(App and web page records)
● ● ● ● ●

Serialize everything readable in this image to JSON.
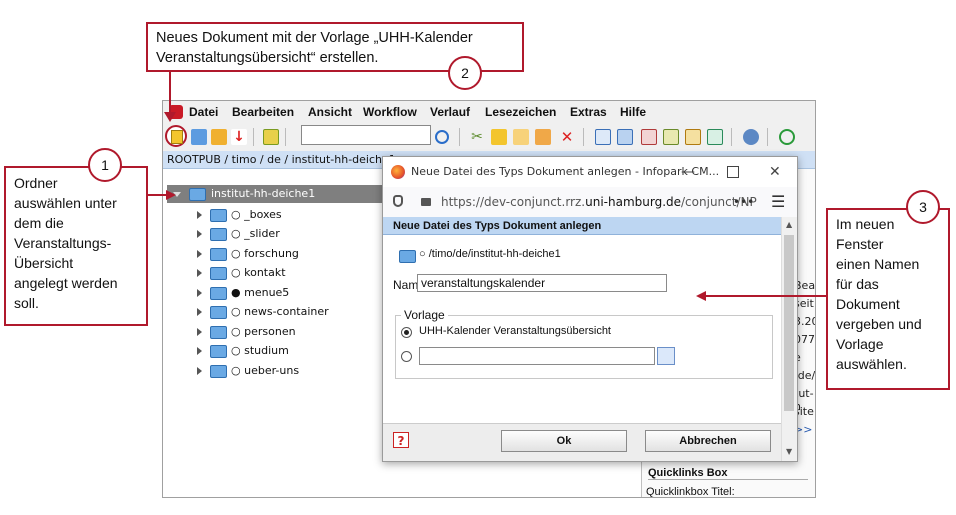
{
  "app": {
    "menu": [
      "Datei",
      "Bearbeiten",
      "Ansicht",
      "Workflow",
      "Verlauf",
      "Lesezeichen",
      "Extras",
      "Hilfe"
    ],
    "breadcrumb": "ROOTPUB / timo / de / institut-hh-deiche1",
    "tree": {
      "root": "institut-hh-deiche1",
      "items": [
        "_boxes",
        "_slider",
        "forschung",
        "kontakt",
        "menue5",
        "news-container",
        "personen",
        "studium",
        "ueber-uns"
      ]
    },
    "right_pane": {
      "fragments": [
        "Bea",
        "seit",
        "3.20",
        "077",
        "e",
        "/de/",
        "tut-h",
        "site",
        ">>"
      ],
      "quicklinks_title": "Quicklinks Box",
      "quicklinks_label": "Quicklinkbox Titel:"
    }
  },
  "dialog": {
    "window_title": "Neue Datei des Typs Dokument anlegen - Infopark CM...",
    "url_prefix": "https://dev-conjunct.rrz.",
    "url_domain": "uni-hamburg.de",
    "url_suffix": "/conjunct/NP",
    "url_more": "•••",
    "header": "Neue Datei des Typs Dokument anlegen",
    "path": "/timo/de/institut-hh-deiche1",
    "name_label": "Name:",
    "name_value": "veranstaltungskalender",
    "vorlage_legend": "Vorlage",
    "option1": "UHH-Kalender Veranstaltungsübersicht",
    "ok": "Ok",
    "cancel": "Abbrechen",
    "help": "?"
  },
  "callouts": {
    "c1": {
      "number": "1",
      "lines": [
        "Ordner",
        "auswählen unter",
        "dem die",
        "Veranstaltungs-",
        "Übersicht",
        "angelegt werden",
        "soll."
      ]
    },
    "c2": {
      "number": "2",
      "lines": [
        "Neues Dokument mit der Vorlage „UHH-Kalender",
        "Veranstaltungsübersicht“ erstellen."
      ]
    },
    "c3": {
      "number": "3",
      "lines": [
        "Im neuen",
        "Fenster",
        "einen Namen",
        "für das",
        "Dokument",
        "vergeben und",
        "Vorlage",
        "auswählen."
      ]
    }
  },
  "colors": {
    "callout_border": "#b0192c",
    "tree_selected": "#7f7f7f",
    "breadcrumb_bg": "#cfe0f5",
    "dialog_header_bg": "#bdd6f2"
  }
}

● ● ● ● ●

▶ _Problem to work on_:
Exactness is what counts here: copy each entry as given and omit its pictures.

▶ _The answer_:
Serialize everything readable in this image to JSON.
{
  "app": {
    "menu": [
      "Datei",
      "Bearbeiten",
      "Ansicht",
      "Workflow",
      "Verlauf",
      "Lesezeichen",
      "Extras",
      "Hilfe"
    ],
    "breadcrumb": "ROOTPUB / timo / de / institut-hh-deiche1",
    "tree": {
      "root": "institut-hh-deiche1",
      "items": [
        "_boxes",
        "_slider",
        "forschung",
        "kontakt",
        "menue5",
        "news-container",
        "personen",
        "studium",
        "ueber-uns"
      ]
    },
    "right_pane": {
      "fragments": [
        "Bea",
        "seit",
        "3.20",
        "077",
        "e",
        "/de/",
        "tut-h",
        "site",
        ">>"
      ],
      "quicklinks_title": "Quicklinks Box",
      "quicklinks_label": "Quicklinkbox Titel:"
    }
  },
  "dialog": {
    "window_title": "Neue Datei des Typs Dokument anlegen - Infopark CM...",
    "url_prefix": "https://dev-conjunct.rrz.",
    "url_domain": "uni-hamburg.de",
    "url_suffix": "/conjunct/NP",
    "url_more": "•••",
    "header": "Neue Datei des Typs Dokument anlegen",
    "path": "/timo/de/institut-hh-deiche1",
    "name_label": "Name:",
    "name_value": "veranstaltungskalender",
    "vorlage_legend": "Vorlage",
    "option1": "UHH-Kalender Veranstaltungsübersicht",
    "ok": "Ok",
    "cancel": "Abbrechen",
    "help": "?"
  },
  "callouts": {
    "c1": {
      "number": "1",
      "lines": [
        "Ordner",
        "auswählen unter",
        "dem die",
        "Veranstaltungs-",
        "Übersicht",
        "angelegt werden",
        "soll."
      ]
    },
    "c2": {
      "number": "2",
      "lines": [
        "Neues Dokument mit der Vorlage „UHH-Kalender",
        "Veranstaltungsübersicht“ erstellen."
      ]
    },
    "c3": {
      "number": "3",
      "lines": [
        "Im neuen",
        "Fenster",
        "einen Namen",
        "für das",
        "Dokument",
        "vergeben und",
        "Vorlage",
        "auswählen."
      ]
    }
  },
  "colors": {
    "callout_border": "#b0192c",
    "tree_selected": "#7f7f7f",
    "breadcrumb_bg": "#cfe0f5",
    "dialog_header_bg": "#bdd6f2"
  }
}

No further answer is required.